--- START ---

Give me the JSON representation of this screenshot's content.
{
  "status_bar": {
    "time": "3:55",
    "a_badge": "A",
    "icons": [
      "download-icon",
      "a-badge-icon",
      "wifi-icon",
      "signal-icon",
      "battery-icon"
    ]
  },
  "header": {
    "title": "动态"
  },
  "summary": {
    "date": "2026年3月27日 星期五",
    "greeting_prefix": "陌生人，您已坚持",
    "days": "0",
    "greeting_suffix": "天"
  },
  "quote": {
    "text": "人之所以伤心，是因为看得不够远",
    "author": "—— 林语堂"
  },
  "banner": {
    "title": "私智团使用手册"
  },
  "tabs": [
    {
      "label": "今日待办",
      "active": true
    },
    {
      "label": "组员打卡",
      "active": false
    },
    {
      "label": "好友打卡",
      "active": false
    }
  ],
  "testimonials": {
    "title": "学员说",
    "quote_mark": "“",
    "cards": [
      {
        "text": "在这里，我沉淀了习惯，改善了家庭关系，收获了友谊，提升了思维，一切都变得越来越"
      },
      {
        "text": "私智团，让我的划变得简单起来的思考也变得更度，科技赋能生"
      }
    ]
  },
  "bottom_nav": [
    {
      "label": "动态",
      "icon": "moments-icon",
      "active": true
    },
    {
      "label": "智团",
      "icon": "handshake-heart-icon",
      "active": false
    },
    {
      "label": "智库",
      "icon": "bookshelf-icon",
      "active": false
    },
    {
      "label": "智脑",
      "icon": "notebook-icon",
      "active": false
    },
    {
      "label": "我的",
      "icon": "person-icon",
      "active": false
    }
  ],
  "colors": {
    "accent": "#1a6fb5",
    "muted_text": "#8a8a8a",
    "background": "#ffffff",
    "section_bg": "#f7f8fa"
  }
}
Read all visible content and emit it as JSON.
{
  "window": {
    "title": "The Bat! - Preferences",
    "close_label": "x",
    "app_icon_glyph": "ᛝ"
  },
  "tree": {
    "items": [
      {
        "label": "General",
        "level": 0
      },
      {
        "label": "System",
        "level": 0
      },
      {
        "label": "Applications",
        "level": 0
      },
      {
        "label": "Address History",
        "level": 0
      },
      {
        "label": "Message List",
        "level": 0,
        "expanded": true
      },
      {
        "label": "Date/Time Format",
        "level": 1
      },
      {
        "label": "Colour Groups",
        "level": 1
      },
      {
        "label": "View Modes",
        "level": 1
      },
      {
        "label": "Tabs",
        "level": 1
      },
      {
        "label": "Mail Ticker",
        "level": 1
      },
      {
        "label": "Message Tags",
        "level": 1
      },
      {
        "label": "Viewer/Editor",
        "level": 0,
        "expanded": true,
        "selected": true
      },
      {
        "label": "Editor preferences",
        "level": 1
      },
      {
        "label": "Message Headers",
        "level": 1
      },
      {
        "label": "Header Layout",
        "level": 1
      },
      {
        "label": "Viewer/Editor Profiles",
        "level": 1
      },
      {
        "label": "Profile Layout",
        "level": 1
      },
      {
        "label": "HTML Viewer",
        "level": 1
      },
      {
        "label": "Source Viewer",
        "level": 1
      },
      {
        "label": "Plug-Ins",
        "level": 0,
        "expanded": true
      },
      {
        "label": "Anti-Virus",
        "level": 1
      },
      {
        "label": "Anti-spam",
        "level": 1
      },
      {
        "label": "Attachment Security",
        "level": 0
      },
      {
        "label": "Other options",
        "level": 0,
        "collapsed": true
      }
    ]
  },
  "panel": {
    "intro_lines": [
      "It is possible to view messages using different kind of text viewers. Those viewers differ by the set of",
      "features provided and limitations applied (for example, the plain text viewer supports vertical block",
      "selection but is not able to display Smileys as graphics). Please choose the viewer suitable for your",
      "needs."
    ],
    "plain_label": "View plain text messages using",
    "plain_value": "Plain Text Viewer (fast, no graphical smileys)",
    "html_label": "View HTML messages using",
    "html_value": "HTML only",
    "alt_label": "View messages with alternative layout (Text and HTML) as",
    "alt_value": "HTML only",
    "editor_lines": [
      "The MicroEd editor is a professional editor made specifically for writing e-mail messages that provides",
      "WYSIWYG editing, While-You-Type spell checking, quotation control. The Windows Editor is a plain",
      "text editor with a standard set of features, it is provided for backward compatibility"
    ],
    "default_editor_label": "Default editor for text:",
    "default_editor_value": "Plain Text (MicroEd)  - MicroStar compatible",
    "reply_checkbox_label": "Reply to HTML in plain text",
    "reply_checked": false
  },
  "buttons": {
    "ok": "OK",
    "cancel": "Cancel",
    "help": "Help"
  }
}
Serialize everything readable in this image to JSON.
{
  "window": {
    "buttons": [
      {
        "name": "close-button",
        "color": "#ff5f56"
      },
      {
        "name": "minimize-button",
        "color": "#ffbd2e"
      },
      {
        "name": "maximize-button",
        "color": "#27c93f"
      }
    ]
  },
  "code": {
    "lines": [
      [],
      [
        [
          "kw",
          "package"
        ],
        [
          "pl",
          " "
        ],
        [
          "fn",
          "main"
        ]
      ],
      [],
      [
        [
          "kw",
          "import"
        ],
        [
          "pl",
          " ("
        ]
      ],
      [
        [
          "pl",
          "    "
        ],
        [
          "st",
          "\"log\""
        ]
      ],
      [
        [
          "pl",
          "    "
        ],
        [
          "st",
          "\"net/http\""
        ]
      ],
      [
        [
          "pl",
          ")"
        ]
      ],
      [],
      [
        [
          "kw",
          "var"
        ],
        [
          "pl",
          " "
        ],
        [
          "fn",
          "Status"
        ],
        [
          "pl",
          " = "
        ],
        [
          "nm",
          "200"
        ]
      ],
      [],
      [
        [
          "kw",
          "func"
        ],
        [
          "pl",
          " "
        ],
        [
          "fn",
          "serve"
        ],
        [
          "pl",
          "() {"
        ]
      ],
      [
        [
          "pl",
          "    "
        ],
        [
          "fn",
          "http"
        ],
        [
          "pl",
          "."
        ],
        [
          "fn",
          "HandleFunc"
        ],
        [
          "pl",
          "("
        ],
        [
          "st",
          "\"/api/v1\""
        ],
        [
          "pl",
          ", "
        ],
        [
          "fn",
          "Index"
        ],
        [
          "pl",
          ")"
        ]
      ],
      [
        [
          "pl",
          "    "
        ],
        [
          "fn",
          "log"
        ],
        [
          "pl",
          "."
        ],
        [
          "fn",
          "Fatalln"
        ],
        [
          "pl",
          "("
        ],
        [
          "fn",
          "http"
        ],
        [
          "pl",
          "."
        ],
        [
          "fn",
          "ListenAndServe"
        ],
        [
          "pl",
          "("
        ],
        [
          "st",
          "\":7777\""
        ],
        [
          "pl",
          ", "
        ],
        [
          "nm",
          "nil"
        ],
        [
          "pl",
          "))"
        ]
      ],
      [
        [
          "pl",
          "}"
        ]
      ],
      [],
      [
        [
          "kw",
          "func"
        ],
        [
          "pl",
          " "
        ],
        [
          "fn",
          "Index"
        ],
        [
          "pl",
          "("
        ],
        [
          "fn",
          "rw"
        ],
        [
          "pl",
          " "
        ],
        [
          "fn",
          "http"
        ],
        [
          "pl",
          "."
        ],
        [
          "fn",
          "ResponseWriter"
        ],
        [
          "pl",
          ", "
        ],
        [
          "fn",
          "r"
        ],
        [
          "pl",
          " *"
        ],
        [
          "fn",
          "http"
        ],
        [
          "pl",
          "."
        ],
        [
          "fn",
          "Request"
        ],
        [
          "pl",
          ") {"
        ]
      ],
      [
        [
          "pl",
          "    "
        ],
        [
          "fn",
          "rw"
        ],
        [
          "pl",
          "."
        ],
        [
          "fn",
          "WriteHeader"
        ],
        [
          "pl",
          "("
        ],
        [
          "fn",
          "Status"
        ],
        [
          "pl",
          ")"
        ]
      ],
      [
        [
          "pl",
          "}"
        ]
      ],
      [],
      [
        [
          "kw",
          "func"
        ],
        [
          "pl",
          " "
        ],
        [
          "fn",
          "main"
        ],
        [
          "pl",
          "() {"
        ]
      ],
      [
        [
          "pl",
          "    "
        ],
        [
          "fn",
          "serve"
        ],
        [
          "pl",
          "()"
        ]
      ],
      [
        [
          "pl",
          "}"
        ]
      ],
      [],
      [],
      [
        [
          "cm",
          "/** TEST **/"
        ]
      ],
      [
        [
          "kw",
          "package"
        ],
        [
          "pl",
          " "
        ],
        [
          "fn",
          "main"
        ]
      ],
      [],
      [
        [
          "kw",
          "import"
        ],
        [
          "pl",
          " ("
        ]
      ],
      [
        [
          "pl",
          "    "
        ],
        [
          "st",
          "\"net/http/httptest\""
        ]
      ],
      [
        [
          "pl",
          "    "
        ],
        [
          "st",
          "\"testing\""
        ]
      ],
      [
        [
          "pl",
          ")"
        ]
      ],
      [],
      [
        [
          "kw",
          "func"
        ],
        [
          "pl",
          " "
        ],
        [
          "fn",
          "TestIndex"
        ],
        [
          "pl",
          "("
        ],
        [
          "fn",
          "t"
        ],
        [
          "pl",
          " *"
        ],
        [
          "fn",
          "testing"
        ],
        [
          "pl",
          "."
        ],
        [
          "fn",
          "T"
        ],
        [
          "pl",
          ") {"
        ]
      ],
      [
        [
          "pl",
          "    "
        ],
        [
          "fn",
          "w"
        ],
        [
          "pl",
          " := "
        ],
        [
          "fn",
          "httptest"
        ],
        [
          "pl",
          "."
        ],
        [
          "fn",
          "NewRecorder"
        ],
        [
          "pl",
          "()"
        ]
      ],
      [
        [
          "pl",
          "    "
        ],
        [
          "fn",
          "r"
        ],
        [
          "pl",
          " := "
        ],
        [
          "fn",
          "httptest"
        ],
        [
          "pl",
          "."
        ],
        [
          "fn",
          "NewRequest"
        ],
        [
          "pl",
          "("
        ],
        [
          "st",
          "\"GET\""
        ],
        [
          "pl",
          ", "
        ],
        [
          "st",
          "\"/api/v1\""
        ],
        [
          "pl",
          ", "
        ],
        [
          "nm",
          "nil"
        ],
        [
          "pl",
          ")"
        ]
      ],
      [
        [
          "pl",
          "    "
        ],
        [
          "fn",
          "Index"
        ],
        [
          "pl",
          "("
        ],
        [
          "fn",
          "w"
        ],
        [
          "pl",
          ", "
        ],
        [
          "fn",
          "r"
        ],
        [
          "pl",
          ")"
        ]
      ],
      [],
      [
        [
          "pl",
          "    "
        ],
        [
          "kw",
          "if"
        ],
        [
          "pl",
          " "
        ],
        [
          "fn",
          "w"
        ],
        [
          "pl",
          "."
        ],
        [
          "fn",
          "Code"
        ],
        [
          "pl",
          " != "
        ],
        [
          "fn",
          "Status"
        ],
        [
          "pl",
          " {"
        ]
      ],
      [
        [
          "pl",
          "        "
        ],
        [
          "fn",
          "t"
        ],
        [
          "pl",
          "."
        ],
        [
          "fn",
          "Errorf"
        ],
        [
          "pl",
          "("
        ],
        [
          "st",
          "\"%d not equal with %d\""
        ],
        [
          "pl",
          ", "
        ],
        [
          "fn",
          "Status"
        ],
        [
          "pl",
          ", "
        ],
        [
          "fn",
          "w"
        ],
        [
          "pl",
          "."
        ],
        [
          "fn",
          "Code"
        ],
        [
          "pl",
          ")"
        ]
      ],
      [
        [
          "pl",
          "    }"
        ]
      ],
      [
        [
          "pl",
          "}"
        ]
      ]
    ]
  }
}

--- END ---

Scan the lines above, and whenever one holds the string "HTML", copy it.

        "label": "HTML Viewer",
    "html_label": "View HTML messages using",
    "html_value": "HTML only",
    "alt_label": "View messages with alternative layout (Text and HTML) as",
    "alt_value": "HTML only",
    "reply_checkbox_label": "Reply to HTML in plain text",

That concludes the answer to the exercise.